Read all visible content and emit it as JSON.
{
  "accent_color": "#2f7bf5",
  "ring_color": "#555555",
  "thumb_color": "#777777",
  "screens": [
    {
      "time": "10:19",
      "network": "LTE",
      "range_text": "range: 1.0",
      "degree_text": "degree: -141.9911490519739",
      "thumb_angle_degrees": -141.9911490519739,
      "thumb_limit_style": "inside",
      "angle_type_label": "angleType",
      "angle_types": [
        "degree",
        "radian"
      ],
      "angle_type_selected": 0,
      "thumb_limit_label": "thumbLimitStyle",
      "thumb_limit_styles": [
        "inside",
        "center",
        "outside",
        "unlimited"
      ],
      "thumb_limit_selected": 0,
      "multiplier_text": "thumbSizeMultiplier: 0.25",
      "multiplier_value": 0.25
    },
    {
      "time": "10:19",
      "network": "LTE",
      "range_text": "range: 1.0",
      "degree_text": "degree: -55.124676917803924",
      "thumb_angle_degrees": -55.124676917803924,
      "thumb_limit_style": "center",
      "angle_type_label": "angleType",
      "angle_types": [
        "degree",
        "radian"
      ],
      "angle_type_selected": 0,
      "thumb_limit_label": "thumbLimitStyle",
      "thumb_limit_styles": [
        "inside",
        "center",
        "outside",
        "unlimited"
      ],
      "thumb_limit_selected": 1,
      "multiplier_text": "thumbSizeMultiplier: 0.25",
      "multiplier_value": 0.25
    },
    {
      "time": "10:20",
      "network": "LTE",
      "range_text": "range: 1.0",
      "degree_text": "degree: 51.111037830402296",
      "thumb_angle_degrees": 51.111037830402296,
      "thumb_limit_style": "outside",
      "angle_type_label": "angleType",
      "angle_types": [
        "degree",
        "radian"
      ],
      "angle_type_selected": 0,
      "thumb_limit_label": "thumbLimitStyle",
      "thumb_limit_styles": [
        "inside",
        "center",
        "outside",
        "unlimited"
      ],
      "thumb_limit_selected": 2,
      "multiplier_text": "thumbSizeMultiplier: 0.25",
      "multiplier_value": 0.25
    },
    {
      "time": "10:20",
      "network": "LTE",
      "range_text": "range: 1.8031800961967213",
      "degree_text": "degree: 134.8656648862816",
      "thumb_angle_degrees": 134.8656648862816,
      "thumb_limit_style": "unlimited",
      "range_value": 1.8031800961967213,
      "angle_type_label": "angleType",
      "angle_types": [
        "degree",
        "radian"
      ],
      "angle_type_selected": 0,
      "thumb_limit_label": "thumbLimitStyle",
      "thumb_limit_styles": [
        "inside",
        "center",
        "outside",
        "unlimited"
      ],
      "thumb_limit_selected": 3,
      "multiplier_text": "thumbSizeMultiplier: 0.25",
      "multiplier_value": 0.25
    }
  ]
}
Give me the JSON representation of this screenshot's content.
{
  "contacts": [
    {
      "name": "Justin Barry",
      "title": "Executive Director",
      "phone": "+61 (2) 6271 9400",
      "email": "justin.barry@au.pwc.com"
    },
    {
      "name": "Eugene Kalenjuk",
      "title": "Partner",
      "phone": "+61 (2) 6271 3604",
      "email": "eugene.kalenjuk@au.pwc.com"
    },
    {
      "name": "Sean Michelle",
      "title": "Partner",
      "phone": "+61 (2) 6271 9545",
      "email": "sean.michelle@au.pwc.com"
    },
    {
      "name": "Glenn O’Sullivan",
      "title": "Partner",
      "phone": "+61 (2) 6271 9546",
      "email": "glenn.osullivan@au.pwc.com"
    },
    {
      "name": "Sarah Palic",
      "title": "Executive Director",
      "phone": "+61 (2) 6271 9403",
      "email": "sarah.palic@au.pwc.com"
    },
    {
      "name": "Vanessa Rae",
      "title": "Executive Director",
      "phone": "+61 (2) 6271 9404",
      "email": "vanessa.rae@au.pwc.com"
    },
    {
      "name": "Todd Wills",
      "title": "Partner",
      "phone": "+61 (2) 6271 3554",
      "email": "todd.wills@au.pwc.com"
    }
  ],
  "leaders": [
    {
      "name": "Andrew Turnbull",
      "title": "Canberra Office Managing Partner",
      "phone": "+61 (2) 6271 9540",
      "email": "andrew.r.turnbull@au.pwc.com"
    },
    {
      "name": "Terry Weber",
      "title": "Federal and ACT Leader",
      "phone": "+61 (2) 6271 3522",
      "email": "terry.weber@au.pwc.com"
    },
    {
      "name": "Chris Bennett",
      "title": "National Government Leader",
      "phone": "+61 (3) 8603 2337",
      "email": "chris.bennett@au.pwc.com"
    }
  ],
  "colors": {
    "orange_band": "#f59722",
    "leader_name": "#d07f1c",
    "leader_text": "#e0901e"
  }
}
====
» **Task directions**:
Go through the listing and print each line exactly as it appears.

» **Exercise solution**:
Read all visible content and emit it as JSON.
{
  "accent_color": "#2f7bf5",
  "ring_color": "#555555",
  "thumb_color": "#777777",
  "screens": [
    {
      "time": "10:19",
      "network": "LTE",
      "range_text": "range: 1.0",
      "degree_text": "degree: -141.9911490519739",
      "thumb_angle_degrees": -141.9911490519739,
      "thumb_limit_style": "inside",
      "angle_type_label": "angleType",
      "angle_types": [
        "degree",
        "radian"
      ],
      "angle_type_selected": 0,
      "thumb_limit_label": "thumbLimitStyle",
      "thumb_limit_styles": [
        "inside",
        "center",
        "outside",
        "unlimited"
      ],
      "thumb_limit_selected": 0,
      "multiplier_text": "thumbSizeMultiplier: 0.25",
      "multiplier_value": 0.25
    },
    {
      "time": "10:19",
      "network": "LTE",
      "range_text": "range: 1.0",
      "degree_text": "degree: -55.124676917803924",
      "thumb_angle_degrees": -55.124676917803924,
      "thumb_limit_style": "center",
      "angle_type_label": "angleType",
      "angle_types": [
        "degree",
        "radian"
      ],
      "angle_type_selected": 0,
      "thumb_limit_label": "thumbLimitStyle",
      "thumb_limit_styles": [
        "inside",
        "center",
        "outside",
        "unlimited"
      ],
      "thumb_limit_selected": 1,
      "multiplier_text": "thumbSizeMultiplier: 0.25",
      "multiplier_value": 0.25
    },
    {
      "time": "10:20",
      "network": "LTE",
      "range_text": "range: 1.0",
      "degree_text": "degree: 51.111037830402296",
      "thumb_angle_degrees": 51.111037830402296,
      "thumb_limit_style": "outside",
      "angle_type_label": "angleType",
      "angle_types": [
        "degree",
        "radian"
      ],
      "angle_type_selected": 0,
      "thumb_limit_label": "thumbLimitStyle",
      "thumb_limit_styles": [
        "inside",
        "center",
        "outside",
        "unlimited"
      ],
      "thumb_limit_selected": 2,
      "multiplier_text": "thumbSizeMultiplier: 0.25",
      "multiplier_value": 0.25
    },
    {
      "time": "10:20",
      "network": "LTE",
      "range_text": "range: 1.8031800961967213",
      "degree_text": "degree: 134.8656648862816",
      "thumb_angle_degrees": 134.8656648862816,
      "thumb_limit_style": "unlimited",
      "range_value": 1.8031800961967213,
      "angle_type_label": "angleType",
      "angle_types": [
        "degree",
        "radian"
      ],
      "angle_type_selected": 0,
      "thumb_limit_label": "thumbLimitStyle",
      "thumb_limit_styles": [
        "inside",
        "center",
        "outside",
        "unlimited"
      ],
      "thumb_limit_selected": 3,
      "multiplier_text": "thumbSizeMultiplier: 0.25",
      "multiplier_value": 0.25
    }
  ]
}
Give me the JSON representation of this screenshot's content.
{
  "contacts": [
    {
      "name": "Justin Barry",
      "title": "Executive Director",
      "phone": "+61 (2) 6271 9400",
      "email": "justin.barry@au.pwc.com"
    },
    {
      "name": "Eugene Kalenjuk",
      "title": "Partner",
      "phone": "+61 (2) 6271 3604",
      "email": "eugene.kalenjuk@au.pwc.com"
    },
    {
      "name": "Sean Michelle",
      "title": "Partner",
      "phone": "+61 (2) 6271 9545",
      "email": "sean.michelle@au.pwc.com"
    },
    {
      "name": "Glenn O’Sullivan",
      "title": "Partner",
      "phone": "+61 (2) 6271 9546",
      "email": "glenn.osullivan@au.pwc.com"
    },
    {
      "name": "Sarah Palic",
      "title": "Executive Director",
      "phone": "+61 (2) 6271 9403",
      "email": "sarah.palic@au.pwc.com"
    },
    {
      "name": "Vanessa Rae",
      "title": "Executive Director",
      "phone": "+61 (2) 6271 9404",
      "email": "vanessa.rae@au.pwc.com"
    },
    {
      "name": "Todd Wills",
      "title": "Partner",
      "phone": "+61 (2) 6271 3554",
      "email": "todd.wills@au.pwc.com"
    }
  ],
  "leaders": [
    {
      "name": "Andrew Turnbull",
      "title": "Canberra Office Managing Partner",
      "phone": "+61 (2) 6271 9540",
      "email": "andrew.r.turnbull@au.pwc.com"
    },
    {
      "name": "Terry Weber",
      "title": "Federal and ACT Leader",
      "phone": "+61 (2) 6271 3522",
      "email": "terry.weber@au.pwc.com"
    },
    {
      "name": "Chris Bennett",
      "title": "National Government Leader",
      "phone": "+61 (3) 8603 2337",
      "email": "chris.bennett@au.pwc.com"
    }
  ],
  "colors": {
    "orange_band": "#f59722",
    "leader_name": "#d07f1c",
    "leader_text": "#e0901e"
  }
}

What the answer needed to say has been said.